TIPPECANOE COUNTY, Ind. (WLFI) — When former President Jimmy Carter chose to go into hospice, he joined about one-third of all Americans who choose that option for end-of-life care, according to the Hospice Foundation of America.
Franciscan Health Lafayette Hospice Manager Beth Banes said they are currently serving 120 patients in 18 counties. They say that they serve about 700 patients in a year.
Susan McCarty's mother, Patricia, died in home hospice care back in 2021. It was Patricia's last wish to die peacefully holding her husband's hand, and she was able to do just that.
Susan said the care given to her mother was the best thing that could have happened at that stage of her life. She said she still keeps in touch with some of the hospice nurses who gave her family members comfort in her mother's final days.
"The care and the compassion is just simply, there are no words other than gratitude," Susan said over Zoom Monday afternoon. "[I really appreciate] the respect and the dignity that they gave my mom, even on days when she was in her worst confused state and irritated and agitated."
She said the support continued even a year after her mother's death.
"I called Franciscan Hospice and asked them if there was any way I could talk to their grievance counselor, and I said 'I know our case is closed,' and she said 'no, your case is never closed,'" Susan told News 18.
Banes said the idea that hospice is a death sentence is a misconception. She said in the past 15 years, research has shown bringing hospice care to patients earlier can improve their quality of life in their final days.
"It is stressful, it can be very emotional," Banes said. "Our staff builds huge bonds with these families ... They get really close to them. But, it's rewarding. It's rewarding to be there with them through that journey."
"Their children, the older children, grandparents, mothers, they're grieving as this process goes on," Leslie Davies, Franciscan Hospice and Palliative Care Manager said. "We're here to help support the grieving process and help them move forward and keep their loved one comfortable and at home as long as possible."
"It's hard losing a loved one," Susan said. "But, I think when you bring hospice in, you are, I was definitely more comfortable with it because I knew that we were doing the best of the best."
Banes said even without a doctor referral, Franciscan Hospice can still come to a home and answer any questions about hospice and home care. Requirements to begin hospice treatment are a referral from a doctor, insurance coverage, and a plan for 24-hour care, which the patient will eventually need.

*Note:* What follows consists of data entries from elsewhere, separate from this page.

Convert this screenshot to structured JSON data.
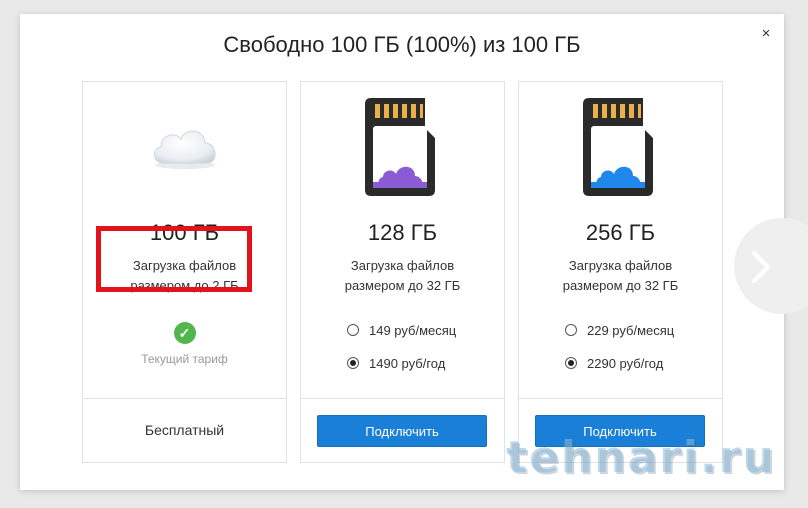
{
  "dialog": {
    "title": "Свободно 100 ГБ (100%) из 100 ГБ",
    "close_label": "×"
  },
  "plans": [
    {
      "size": "100 ГБ",
      "desc_line1": "Загрузка файлов",
      "desc_line2": "размером до 2 ГБ",
      "status_icon": "check-icon",
      "status_label": "Текущий тариф",
      "footer_label": "Бесплатный",
      "image": "cloud-icon"
    },
    {
      "size": "128 ГБ",
      "desc_line1": "Загрузка файлов",
      "desc_line2": "размером до 32 ГБ",
      "image": "sd-card-icon",
      "cloud_color": "#8b5bd6",
      "options": [
        {
          "label": "149 руб/месяц",
          "selected": false
        },
        {
          "label": "1490 руб/год",
          "selected": true
        }
      ],
      "button_label": "Подключить"
    },
    {
      "size": "256 ГБ",
      "desc_line1": "Загрузка файлов",
      "desc_line2": "размером до 32 ГБ",
      "image": "sd-card-icon",
      "cloud_color": "#1f88ea",
      "options": [
        {
          "label": "229 руб/месяц",
          "selected": false
        },
        {
          "label": "2290 руб/год",
          "selected": true
        }
      ],
      "button_label": "Подключить"
    }
  ],
  "watermark": "tehnari.ru",
  "colors": {
    "accent": "#1a7fd6",
    "highlight": "#e3131b",
    "success": "#51b64b"
  }
}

Franciscan Home Hospice is covered by traditional Medicare and Medicaid insurance plans.